As I wrote in my post about Campo Do Pozzi, the church of Santa Ternita is honored in that campo with a carving on the remaining well-head. For some quirky reason, other Castello churches are commemorated on the Campo Santa Ternita well-head with reliefs of St. Francis of Assisi and John the Baptist (the reliefs are so degraded that it’s hard to tell which saint is which, but my guess is that John the Baptist is the first one). Both of these churches still stand – San Francesco della Vigna (which is now the parish church for the residents of Santa Ternita) and San Giovanni in Bragora.
The church of Santa Ternita had paintings by Palma il Giovane, Giambattista Tiepolo, and maybe even Vittore Carpaccio (I haven’t been able to find out which painting and where it is now). Some of the church’s art was moved to San Francesco della Vigna after Santa Ternita was supressed.
The church also had a couple of famous relics. One was Venetian saint San Gerardo Sagredo, a Benedictine monk who was martyred in Hungary in 1047. There was a chapel dedicated to him which contained a painting of the saint by Girolamo da Santacroce. There’s a modern church dedicated to San Gerardo Sagredo in Giudecca (maybe the relics are there now).
The other relic was even more famous. In the 13th century, Santa Ternita received the body of St. Anthanasius (he was first stolen from Egypt and taken to Constantinople, then the Venetians brought him to Venice).
This saint was the 4th century Bishop of Alexandria who participated in the Council of Nicea where the Nicene Creed was developed. He helped to decide which religious texts should become “official” books of The Bible and which should not (the 27 books he proposed ended up being the New Testament). His relics are now in the church of San Zaccaria.
A cool building in this campo (hard to tell what those old traces indicate, bigger windows perhaps?)~
The campanile of San Francesco della Vigna is visible from Camp Santa Ternita~

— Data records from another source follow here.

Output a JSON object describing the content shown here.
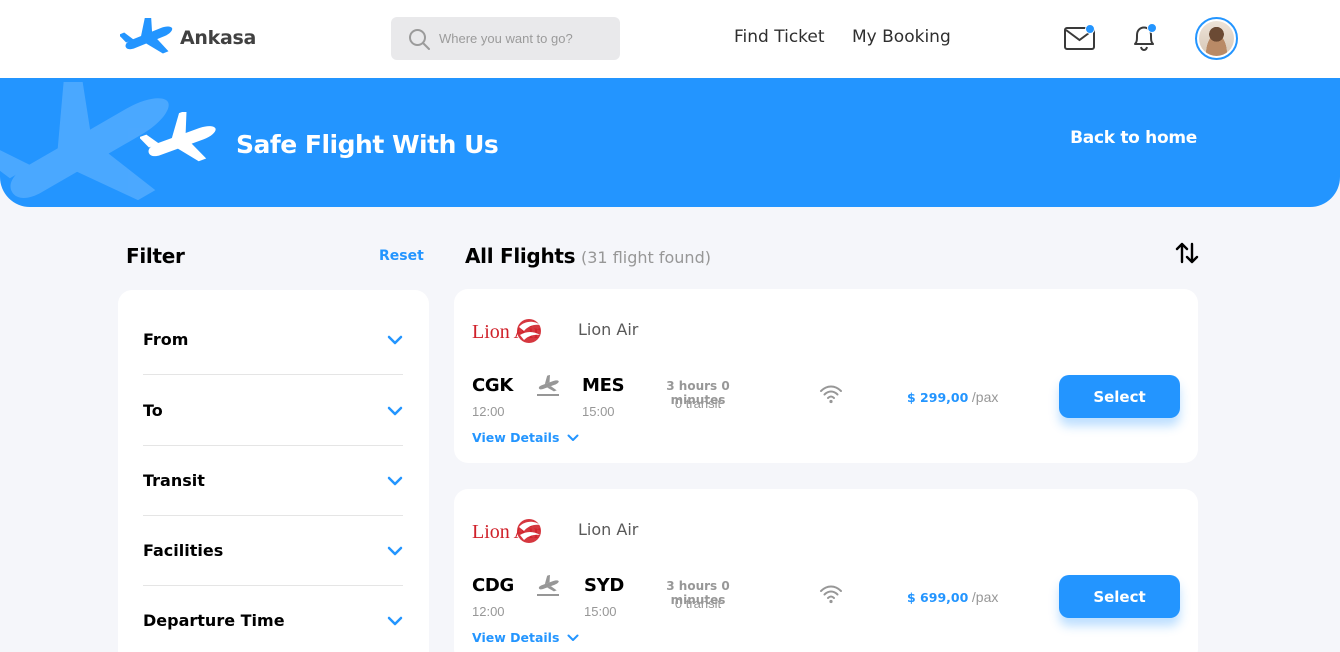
{
  "header": {
    "brand": "Ankasa",
    "search_placeholder": "Where you want to go?",
    "nav": [
      "Find Ticket",
      "My Booking"
    ],
    "accent_color": "#2395FF"
  },
  "banner": {
    "title": "Safe Flight With Us",
    "back_label": "Back to home"
  },
  "filter": {
    "title": "Filter",
    "reset_label": "Reset",
    "items": [
      "From",
      "To",
      "Transit",
      "Facilities",
      "Departure Time"
    ]
  },
  "flights": {
    "title": "All Flights",
    "count_text": "(31 flight found)",
    "list": [
      {
        "airline_logo_text": "Lion Air",
        "airline": "Lion Air",
        "from": "CGK",
        "from_time": "12:00",
        "to": "MES",
        "to_time": "15:00",
        "duration": "3 hours 0 minutes",
        "transit": "0 transit",
        "price": "$ 299,00",
        "per": "/pax",
        "select_label": "Select",
        "details_label": "View Details"
      },
      {
        "airline_logo_text": "Lion Air",
        "airline": "Lion Air",
        "from": "CDG",
        "from_time": "12:00",
        "to": "SYD",
        "to_time": "15:00",
        "duration": "3 hours 0 minutes",
        "transit": "0 transit",
        "price": "$ 699,00",
        "per": "/pax",
        "select_label": "Select",
        "details_label": "View Details"
      }
    ]
  }
}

Another nice thing in this campo: a modern lunette with a 14th century relief of the Madonna and child inside~
A 1905 drawing of the campo~
You can read about other demolished churches here.